Primary insomnia (PI) is a highly prevalent health problem worldwide and has been identified as a risk factor for major somatic and mental disorders. Still, less than 50% of all individuals with chronic PI show full remission with optimized first line treatment, indicating the need for additional research. The broad objective of this study was to test acceptance and commitment therapy (ACT) as a supplement to first line treatment in order to improve non-pharmacological interventions for insomnia.
Specific aims were i) to evaluate whether ACT is feasible in patients with PI and ii) to collect preliminary efficacy data. Improvements of subjective sleep quality and quality of life (QoL) were hypothesized.
Eleven individuals with chronic PI without comorbidities who were non- or partial responders to Cognitive Behavior Therapy were included. They participated in six weekly ACT sessions in an outpatient group setting. Primary outcomes were subjective sleep quality as measured by sleep diary data, and quality of life as measured by the World Health Organization Quality of Life. Data were collected at two baselines, post-treatment and at three-months-follow-up.
Ten individuals completed the study. Sleep parameters did not significantly change across the study. Importantly, the QoL across different domains was significantly improved after ACT. Sleep-related avoidance behavior was significantly reduced.
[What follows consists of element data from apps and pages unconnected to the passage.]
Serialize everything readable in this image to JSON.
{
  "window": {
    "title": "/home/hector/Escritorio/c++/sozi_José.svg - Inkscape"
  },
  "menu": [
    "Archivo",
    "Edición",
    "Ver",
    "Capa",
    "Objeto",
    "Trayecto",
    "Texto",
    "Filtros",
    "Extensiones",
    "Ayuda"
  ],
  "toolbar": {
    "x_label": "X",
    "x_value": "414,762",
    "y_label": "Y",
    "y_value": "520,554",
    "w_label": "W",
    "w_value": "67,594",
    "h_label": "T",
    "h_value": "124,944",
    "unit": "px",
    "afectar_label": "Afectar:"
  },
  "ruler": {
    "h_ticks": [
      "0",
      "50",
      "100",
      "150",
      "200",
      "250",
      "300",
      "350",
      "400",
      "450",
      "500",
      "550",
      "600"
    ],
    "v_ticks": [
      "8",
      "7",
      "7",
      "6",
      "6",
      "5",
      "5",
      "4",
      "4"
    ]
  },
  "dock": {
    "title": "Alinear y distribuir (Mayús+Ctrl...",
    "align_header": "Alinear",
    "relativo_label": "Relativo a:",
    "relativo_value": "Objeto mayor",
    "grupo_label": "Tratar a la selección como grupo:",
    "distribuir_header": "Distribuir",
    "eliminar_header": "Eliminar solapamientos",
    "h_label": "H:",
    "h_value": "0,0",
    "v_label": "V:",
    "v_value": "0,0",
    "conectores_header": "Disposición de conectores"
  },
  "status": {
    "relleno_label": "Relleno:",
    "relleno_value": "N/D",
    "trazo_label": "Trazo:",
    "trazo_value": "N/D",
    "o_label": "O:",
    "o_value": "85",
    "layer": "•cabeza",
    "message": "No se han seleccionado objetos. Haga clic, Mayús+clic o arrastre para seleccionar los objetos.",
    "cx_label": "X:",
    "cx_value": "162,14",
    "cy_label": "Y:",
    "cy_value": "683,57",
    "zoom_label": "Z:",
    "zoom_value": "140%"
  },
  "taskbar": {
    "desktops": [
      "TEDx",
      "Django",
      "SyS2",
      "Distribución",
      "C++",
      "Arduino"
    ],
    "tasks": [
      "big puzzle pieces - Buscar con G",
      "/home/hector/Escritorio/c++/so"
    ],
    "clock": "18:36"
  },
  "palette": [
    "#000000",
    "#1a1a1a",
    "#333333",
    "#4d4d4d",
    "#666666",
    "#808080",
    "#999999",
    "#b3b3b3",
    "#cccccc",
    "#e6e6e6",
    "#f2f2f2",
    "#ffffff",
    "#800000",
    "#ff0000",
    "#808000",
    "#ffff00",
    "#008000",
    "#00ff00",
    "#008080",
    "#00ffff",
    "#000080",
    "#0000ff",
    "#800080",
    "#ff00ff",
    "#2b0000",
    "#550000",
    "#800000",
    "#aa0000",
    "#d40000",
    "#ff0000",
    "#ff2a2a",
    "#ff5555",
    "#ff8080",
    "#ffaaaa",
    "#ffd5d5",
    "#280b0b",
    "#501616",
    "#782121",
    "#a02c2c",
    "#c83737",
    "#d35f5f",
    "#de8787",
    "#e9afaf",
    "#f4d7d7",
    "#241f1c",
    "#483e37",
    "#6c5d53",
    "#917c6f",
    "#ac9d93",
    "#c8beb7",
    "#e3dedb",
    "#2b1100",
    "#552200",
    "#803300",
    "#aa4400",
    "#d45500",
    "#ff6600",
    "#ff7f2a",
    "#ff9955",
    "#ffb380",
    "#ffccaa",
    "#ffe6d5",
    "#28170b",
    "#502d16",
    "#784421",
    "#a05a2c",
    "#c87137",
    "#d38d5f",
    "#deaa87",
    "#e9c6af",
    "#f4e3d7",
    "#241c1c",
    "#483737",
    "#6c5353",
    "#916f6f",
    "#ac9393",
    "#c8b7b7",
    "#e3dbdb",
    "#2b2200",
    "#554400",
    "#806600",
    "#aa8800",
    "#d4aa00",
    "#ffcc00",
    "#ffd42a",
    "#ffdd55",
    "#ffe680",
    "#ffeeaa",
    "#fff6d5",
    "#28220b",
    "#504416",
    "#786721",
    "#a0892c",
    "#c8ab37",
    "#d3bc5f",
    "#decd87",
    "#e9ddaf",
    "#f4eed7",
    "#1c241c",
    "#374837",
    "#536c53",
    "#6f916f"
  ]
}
Effect sizes for QoL and avoidance behavior changes were large.
The data provide preliminary evidence that ACT as a group program is feasible in individuals with chronic PI and could be a helpful supplement to existing treatments especially with the aim of improving QoL.